» EXERCISE INPUTS
>>>

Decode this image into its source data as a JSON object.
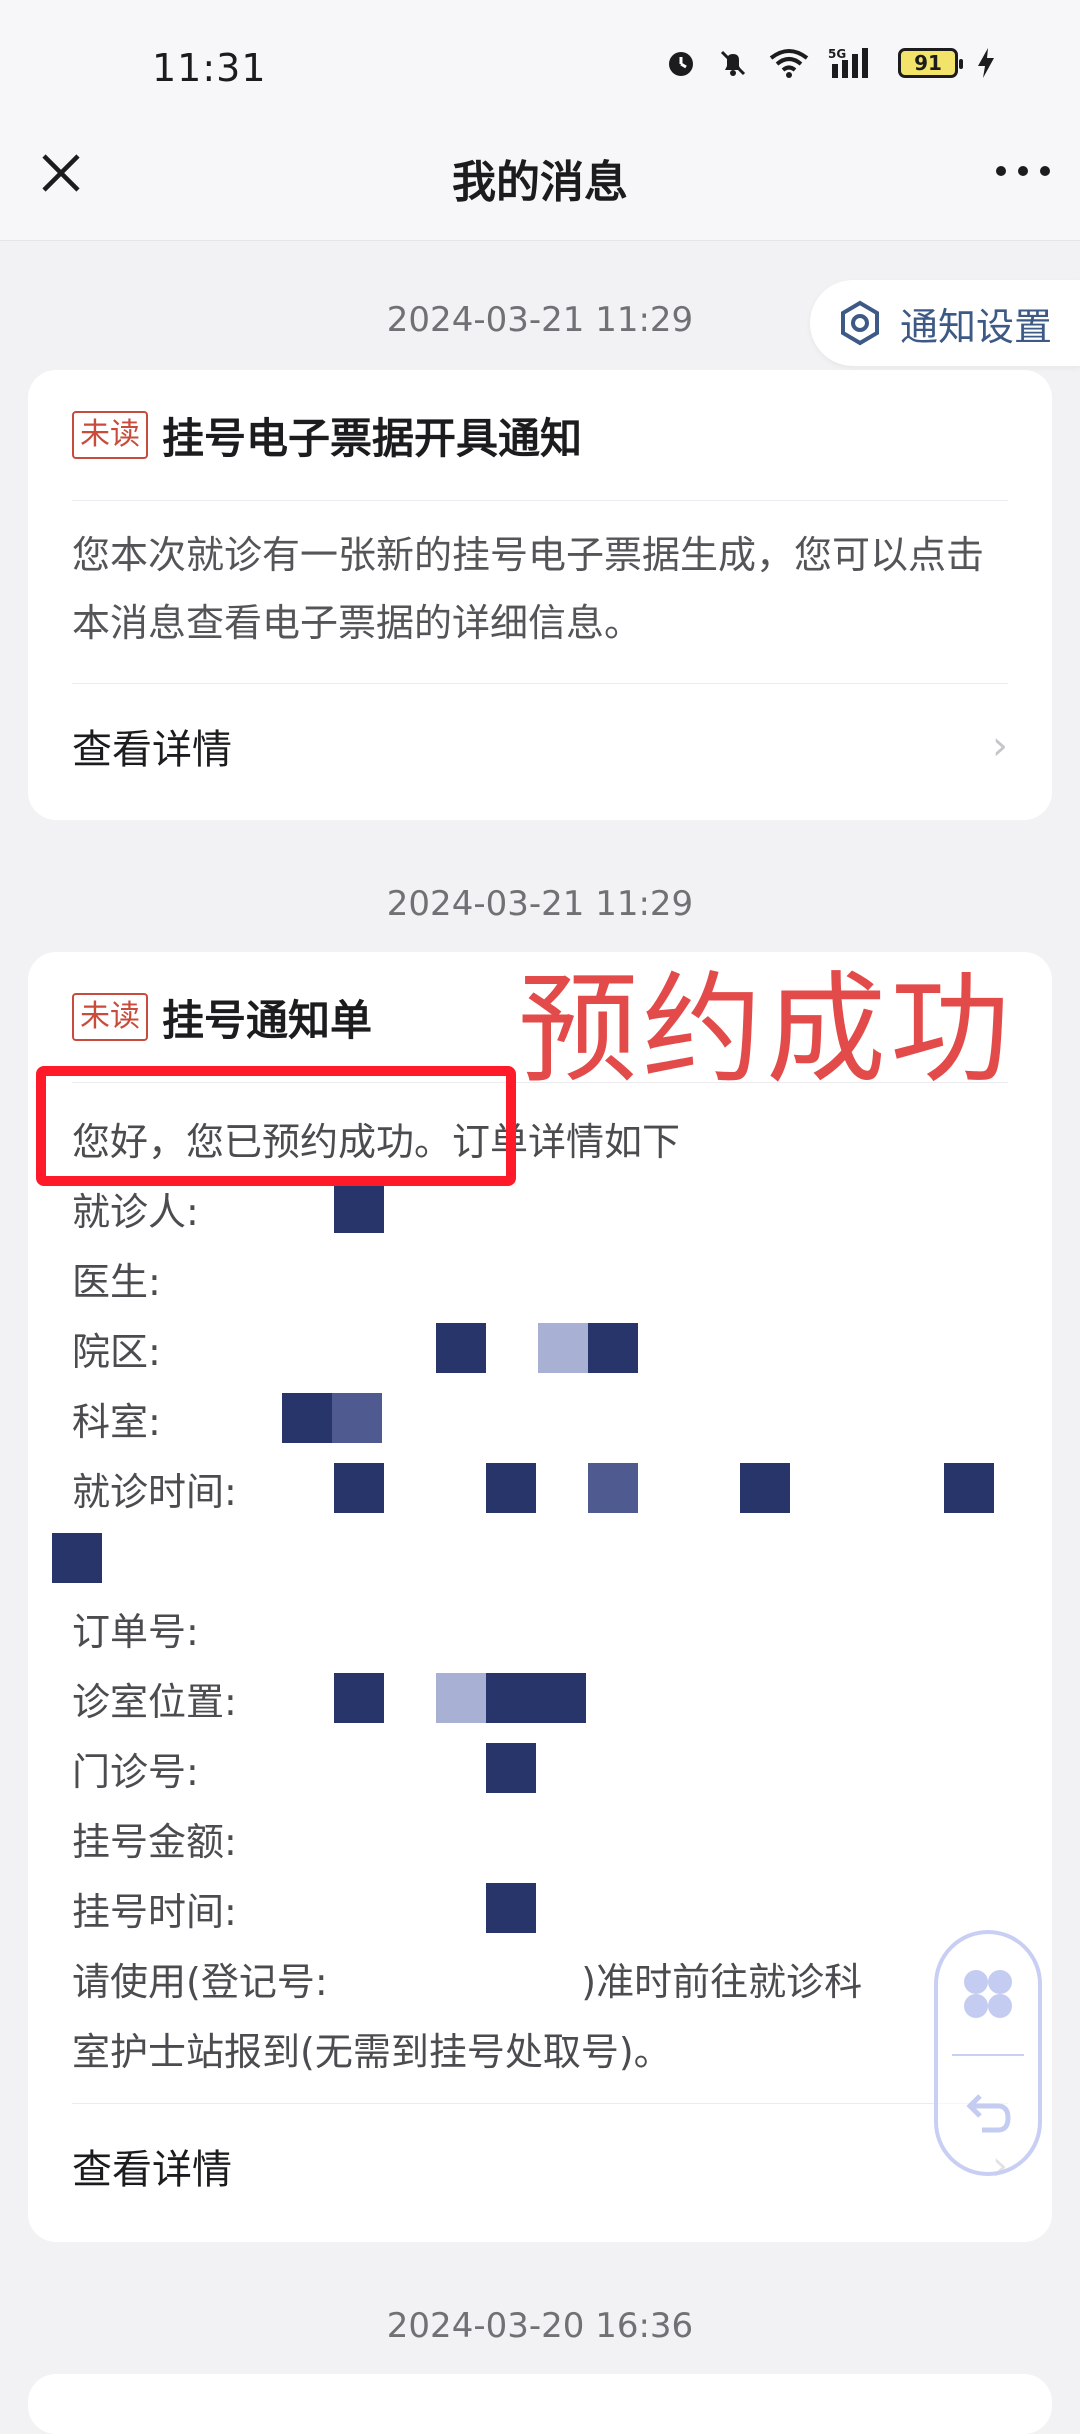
{
  "status_bar": {
    "time": "11:31",
    "battery": "91",
    "icons": [
      "alarm-icon",
      "mute-bell-icon",
      "wifi-icon",
      "5g-signal-icon",
      "battery-icon",
      "charging-icon"
    ]
  },
  "nav": {
    "title": "我的消息",
    "close_icon": "close-icon",
    "more_icon": "more-icon"
  },
  "settings": {
    "label": "通知设置",
    "icon": "gear-icon"
  },
  "messages": [
    {
      "date": "2024-03-21 11:29",
      "badge": "未读",
      "title": "挂号电子票据开具通知",
      "body": "您本次就诊有一张新的挂号电子票据生成，您可以点击本消息查看电子票据的详细信息。",
      "action": "查看详情"
    },
    {
      "date": "2024-03-21 11:29",
      "badge": "未读",
      "title": "挂号通知单",
      "intro": "您好，您已预约成功。订单详情如下",
      "fields": [
        "就诊人:",
        "医生:",
        "院区:",
        "科室:",
        "就诊时间:",
        "订单号:",
        "诊室位置:",
        "门诊号:",
        "挂号金额:",
        "挂号时间:"
      ],
      "notice_line1": "请使用(登记号:                     )准时前往就诊科",
      "notice_line2": "室护士站报到(无需到挂号处取号)。",
      "action": "查看详情"
    },
    {
      "date": "2024-03-20 16:36"
    }
  ],
  "annotation": {
    "watermark": "预约成功",
    "color": "#ff1a2a"
  },
  "float_widget": {
    "icons": [
      "apps-icon",
      "back-arrow-icon"
    ]
  }
}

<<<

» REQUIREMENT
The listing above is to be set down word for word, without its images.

» RESULT OF THE EXERCISE
Decode this image into its source data as a JSON object.
{
  "status_bar": {
    "time": "11:31",
    "battery": "91",
    "icons": [
      "alarm-icon",
      "mute-bell-icon",
      "wifi-icon",
      "5g-signal-icon",
      "battery-icon",
      "charging-icon"
    ]
  },
  "nav": {
    "title": "我的消息",
    "close_icon": "close-icon",
    "more_icon": "more-icon"
  },
  "settings": {
    "label": "通知设置",
    "icon": "gear-icon"
  },
  "messages": [
    {
      "date": "2024-03-21 11:29",
      "badge": "未读",
      "title": "挂号电子票据开具通知",
      "body": "您本次就诊有一张新的挂号电子票据生成，您可以点击本消息查看电子票据的详细信息。",
      "action": "查看详情"
    },
    {
      "date": "2024-03-21 11:29",
      "badge": "未读",
      "title": "挂号通知单",
      "intro": "您好，您已预约成功。订单详情如下",
      "fields": [
        "就诊人:",
        "医生:",
        "院区:",
        "科室:",
        "就诊时间:",
        "订单号:",
        "诊室位置:",
        "门诊号:",
        "挂号金额:",
        "挂号时间:"
      ],
      "notice_line1": "请使用(登记号:                     )准时前往就诊科",
      "notice_line2": "室护士站报到(无需到挂号处取号)。",
      "action": "查看详情"
    },
    {
      "date": "2024-03-20 16:36"
    }
  ],
  "annotation": {
    "watermark": "预约成功",
    "color": "#ff1a2a"
  },
  "float_widget": {
    "icons": [
      "apps-icon",
      "back-arrow-icon"
    ]
  }
}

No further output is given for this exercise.